Perhaps a bit more surprisingly, Kahn & Engelmann has made the cut as well, this time in the Best Foreign Fiction Category, alongside titles by Zoe Heller, A. S. Byatt, Aleksander Hemon, William Trevor, Lorrie Moore, Nicholson Baker and several others. Very good company indeed. (We have, incidentally, received some even potentially better news about Kahn & Engelmann this eve, though I shall not share it quite yet, for fear of jinxing things. Stay tuned, and I will say more when I can.)

Of Kahn & Engelmann Chris Scott writes: A fascinating family saga, Kahn & Engelmann chronicles five generations of Jewish life. Beginning in 1880 near Lake Balaton, Hungary, the narrative moves episodically from turn-of-the-century Vienna through the 20th century’s convulsions, culminating in the Holocaust, the foundation of Israel and the battles for the survival of the Jewish state.

Other Biblioasis alumni made the cut for books with other presses. Leon Rooke was listed for his collection of short fiction The Last Shot, as was Ray Robertson, for David, both published by Thomas Allen. And though it may be a bit much to claim Annabel Lyon as an alumni, we did publish a chapbook of hers back in 2005, a few copies of which are left. Congratulations to all.

1 comment:

Kerry said...

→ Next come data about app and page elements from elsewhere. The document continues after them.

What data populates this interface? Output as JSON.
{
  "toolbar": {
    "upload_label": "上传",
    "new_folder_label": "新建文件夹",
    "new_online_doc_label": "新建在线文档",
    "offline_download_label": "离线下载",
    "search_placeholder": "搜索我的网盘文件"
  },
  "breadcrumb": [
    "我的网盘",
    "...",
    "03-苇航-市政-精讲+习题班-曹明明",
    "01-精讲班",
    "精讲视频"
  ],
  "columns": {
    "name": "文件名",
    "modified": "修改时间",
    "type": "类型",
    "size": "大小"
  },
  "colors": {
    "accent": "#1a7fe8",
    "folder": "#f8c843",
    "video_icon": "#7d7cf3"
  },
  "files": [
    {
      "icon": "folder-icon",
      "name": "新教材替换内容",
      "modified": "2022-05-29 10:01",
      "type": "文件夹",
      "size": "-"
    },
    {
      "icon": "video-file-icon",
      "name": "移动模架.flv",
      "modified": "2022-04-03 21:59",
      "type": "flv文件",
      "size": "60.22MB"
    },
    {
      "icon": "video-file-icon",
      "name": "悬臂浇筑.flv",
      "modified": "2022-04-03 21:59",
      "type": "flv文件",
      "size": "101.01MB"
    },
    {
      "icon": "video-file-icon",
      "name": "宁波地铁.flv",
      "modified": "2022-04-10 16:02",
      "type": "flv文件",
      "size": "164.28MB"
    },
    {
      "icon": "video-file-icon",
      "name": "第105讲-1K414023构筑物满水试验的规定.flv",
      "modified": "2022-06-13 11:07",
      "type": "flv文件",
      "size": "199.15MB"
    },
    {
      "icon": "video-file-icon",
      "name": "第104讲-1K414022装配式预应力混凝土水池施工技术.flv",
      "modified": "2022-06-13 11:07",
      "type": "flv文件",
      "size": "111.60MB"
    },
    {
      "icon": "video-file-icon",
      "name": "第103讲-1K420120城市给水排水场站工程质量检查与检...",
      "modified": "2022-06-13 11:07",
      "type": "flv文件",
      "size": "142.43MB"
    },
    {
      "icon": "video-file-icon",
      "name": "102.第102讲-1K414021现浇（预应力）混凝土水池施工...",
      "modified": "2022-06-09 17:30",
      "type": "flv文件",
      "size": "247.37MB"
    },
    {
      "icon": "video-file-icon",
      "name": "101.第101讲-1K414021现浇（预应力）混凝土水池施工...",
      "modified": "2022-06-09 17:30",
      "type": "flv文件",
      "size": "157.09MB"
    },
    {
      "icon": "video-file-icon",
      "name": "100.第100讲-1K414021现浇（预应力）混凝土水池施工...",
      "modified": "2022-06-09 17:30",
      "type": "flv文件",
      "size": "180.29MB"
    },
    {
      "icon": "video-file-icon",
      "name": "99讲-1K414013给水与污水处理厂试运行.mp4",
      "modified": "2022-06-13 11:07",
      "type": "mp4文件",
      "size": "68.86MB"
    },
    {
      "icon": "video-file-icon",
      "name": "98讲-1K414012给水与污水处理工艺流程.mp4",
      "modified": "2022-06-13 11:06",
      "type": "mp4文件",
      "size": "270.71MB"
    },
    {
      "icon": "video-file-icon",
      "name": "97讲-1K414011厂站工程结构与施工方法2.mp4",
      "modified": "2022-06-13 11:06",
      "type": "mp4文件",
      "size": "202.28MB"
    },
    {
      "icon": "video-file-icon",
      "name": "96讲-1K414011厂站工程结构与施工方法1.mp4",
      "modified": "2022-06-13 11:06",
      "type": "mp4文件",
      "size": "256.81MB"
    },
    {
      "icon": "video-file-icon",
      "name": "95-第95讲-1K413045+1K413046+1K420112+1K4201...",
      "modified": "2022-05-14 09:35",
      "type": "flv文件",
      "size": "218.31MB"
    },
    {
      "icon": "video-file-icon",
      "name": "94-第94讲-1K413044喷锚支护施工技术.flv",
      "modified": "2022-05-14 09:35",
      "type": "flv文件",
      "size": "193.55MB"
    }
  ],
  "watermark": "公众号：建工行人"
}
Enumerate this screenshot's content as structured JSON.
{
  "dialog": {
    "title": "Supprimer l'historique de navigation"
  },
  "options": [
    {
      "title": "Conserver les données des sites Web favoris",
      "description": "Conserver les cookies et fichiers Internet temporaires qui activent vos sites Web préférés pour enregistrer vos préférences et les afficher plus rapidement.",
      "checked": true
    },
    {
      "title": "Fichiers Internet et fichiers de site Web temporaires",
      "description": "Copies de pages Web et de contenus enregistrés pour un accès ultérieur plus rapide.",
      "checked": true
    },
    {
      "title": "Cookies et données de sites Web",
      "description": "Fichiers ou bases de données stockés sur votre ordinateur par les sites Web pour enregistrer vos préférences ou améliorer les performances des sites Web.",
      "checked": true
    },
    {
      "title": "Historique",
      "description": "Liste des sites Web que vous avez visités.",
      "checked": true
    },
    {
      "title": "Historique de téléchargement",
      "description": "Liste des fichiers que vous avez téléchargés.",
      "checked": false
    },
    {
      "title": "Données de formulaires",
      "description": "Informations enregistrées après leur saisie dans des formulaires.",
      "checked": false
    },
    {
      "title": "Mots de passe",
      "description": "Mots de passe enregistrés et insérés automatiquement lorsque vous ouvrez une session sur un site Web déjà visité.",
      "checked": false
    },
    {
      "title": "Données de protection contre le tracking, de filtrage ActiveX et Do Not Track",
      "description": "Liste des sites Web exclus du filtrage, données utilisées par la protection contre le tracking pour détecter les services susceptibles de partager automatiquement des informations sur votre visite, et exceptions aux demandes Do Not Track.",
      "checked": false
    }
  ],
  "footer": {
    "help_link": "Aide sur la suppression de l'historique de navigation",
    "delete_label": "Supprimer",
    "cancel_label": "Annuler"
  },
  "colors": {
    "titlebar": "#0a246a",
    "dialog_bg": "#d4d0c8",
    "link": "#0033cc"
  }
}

Yay, Biblioasis! Well deserved. You're also going to occupy a couple spots in my annual list.

Thank you for all the books.